Exercise instructions:
Examine each line of the data. Copy those that contain the string "корреляции".

Input:
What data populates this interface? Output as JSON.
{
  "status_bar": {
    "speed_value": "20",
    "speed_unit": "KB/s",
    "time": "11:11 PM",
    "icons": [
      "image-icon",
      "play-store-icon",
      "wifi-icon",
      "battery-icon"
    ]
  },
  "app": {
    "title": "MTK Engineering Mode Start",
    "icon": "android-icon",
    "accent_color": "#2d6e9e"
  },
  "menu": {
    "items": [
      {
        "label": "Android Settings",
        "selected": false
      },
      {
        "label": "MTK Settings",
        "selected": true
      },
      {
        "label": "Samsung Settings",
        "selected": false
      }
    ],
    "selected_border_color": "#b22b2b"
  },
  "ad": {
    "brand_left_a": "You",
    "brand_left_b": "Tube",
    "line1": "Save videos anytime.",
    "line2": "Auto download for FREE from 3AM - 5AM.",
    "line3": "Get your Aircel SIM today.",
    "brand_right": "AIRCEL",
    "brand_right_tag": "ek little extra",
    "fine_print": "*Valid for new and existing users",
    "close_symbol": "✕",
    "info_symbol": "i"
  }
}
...
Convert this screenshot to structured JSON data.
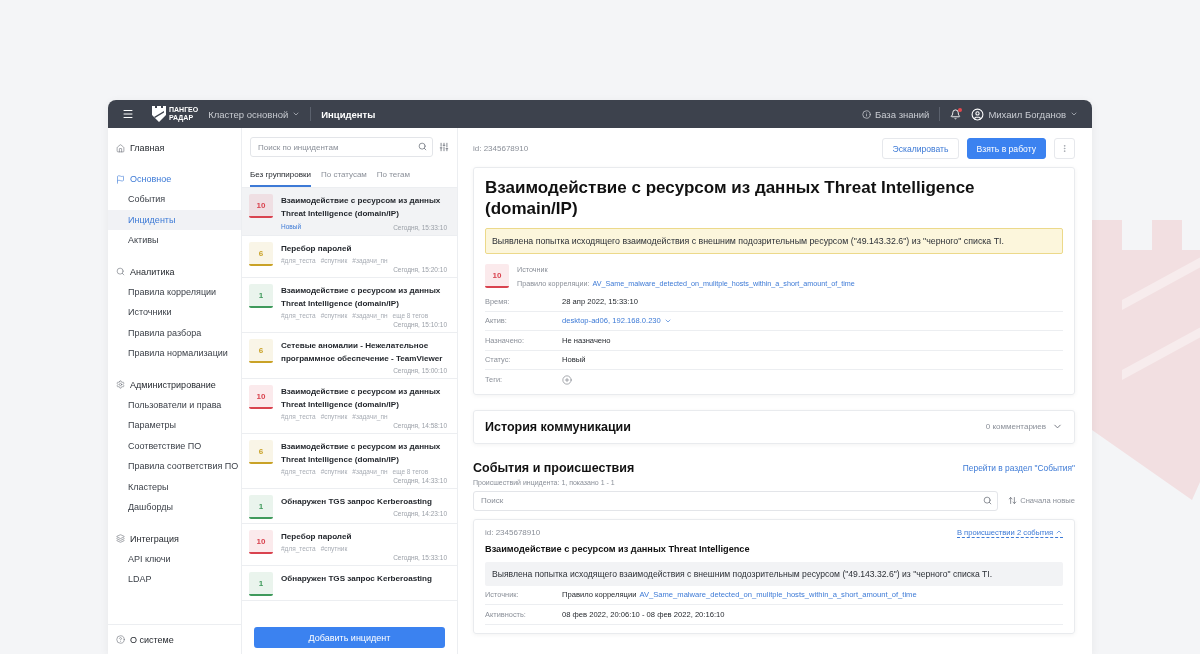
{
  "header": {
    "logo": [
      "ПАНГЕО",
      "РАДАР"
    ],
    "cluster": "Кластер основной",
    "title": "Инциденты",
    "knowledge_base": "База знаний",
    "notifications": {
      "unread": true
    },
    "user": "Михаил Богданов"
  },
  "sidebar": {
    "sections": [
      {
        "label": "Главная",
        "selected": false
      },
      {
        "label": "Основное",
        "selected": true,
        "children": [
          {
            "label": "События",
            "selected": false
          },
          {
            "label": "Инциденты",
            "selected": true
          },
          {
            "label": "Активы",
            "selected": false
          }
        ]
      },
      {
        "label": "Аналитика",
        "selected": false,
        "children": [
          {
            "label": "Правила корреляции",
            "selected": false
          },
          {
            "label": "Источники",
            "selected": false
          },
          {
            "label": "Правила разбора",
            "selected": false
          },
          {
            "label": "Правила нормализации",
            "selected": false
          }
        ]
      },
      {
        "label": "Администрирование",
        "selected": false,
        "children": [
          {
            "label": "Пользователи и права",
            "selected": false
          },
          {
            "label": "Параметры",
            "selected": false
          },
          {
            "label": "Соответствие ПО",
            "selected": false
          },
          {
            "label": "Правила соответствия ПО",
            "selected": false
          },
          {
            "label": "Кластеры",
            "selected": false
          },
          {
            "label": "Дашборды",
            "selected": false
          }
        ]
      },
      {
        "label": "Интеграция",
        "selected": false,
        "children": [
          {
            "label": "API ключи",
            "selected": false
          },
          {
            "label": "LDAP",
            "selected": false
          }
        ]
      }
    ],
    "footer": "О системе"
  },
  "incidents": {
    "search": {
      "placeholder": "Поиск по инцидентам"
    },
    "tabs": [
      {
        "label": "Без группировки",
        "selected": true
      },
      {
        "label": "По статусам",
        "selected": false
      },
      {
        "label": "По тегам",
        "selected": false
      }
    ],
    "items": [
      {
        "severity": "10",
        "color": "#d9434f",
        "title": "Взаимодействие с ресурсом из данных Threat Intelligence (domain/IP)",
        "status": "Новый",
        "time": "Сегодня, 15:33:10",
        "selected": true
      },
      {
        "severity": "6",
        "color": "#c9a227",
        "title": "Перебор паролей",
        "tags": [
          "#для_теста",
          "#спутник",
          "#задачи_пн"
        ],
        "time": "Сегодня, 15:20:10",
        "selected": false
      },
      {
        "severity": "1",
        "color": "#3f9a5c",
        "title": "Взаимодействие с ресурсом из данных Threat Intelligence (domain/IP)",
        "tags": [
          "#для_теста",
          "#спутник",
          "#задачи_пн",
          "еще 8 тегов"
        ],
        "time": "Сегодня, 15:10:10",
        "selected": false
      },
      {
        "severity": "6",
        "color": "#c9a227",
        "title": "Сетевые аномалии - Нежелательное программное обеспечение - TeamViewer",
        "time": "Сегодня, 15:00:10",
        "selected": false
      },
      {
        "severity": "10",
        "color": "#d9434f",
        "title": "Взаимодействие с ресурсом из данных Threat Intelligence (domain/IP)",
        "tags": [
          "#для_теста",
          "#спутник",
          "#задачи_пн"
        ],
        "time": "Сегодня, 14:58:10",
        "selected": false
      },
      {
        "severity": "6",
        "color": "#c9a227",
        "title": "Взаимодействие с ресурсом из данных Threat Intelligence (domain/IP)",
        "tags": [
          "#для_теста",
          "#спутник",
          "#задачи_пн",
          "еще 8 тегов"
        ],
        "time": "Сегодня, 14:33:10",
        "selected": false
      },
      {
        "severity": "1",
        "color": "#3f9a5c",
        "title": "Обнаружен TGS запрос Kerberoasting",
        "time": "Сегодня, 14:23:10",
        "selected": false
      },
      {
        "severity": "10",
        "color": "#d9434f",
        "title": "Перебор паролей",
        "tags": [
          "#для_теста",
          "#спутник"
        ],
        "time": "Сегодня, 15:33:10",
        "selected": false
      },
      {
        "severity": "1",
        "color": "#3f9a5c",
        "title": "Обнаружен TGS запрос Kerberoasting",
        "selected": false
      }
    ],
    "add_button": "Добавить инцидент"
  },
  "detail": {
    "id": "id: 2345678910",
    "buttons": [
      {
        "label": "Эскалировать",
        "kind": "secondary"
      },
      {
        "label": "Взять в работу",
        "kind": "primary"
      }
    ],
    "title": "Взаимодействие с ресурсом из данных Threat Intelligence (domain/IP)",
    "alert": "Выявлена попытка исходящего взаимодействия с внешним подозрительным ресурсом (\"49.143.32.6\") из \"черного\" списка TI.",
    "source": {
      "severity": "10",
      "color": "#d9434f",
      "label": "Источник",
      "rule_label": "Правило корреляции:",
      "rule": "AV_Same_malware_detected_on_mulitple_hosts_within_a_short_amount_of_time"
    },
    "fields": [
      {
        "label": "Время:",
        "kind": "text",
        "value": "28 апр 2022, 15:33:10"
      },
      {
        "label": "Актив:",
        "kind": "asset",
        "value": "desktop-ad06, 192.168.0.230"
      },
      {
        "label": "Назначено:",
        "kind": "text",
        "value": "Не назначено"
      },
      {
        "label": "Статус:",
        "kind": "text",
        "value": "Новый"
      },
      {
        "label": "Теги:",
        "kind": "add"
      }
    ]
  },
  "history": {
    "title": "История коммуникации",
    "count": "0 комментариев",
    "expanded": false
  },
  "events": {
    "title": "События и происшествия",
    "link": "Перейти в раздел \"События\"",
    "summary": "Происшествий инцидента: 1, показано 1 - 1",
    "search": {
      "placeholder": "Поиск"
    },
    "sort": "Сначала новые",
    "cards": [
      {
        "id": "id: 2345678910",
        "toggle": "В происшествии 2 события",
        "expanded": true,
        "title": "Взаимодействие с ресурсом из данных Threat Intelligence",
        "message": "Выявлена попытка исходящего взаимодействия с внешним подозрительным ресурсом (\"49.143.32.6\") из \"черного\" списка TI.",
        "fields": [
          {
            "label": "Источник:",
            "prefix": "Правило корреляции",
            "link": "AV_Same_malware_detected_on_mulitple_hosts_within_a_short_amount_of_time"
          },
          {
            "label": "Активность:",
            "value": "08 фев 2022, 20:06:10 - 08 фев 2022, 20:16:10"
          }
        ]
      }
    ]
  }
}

Answer to the problem:
            "label": "Правила корреляции",
      "rule_label": "Правило корреляции:",
            "prefix": "Правило корреляции",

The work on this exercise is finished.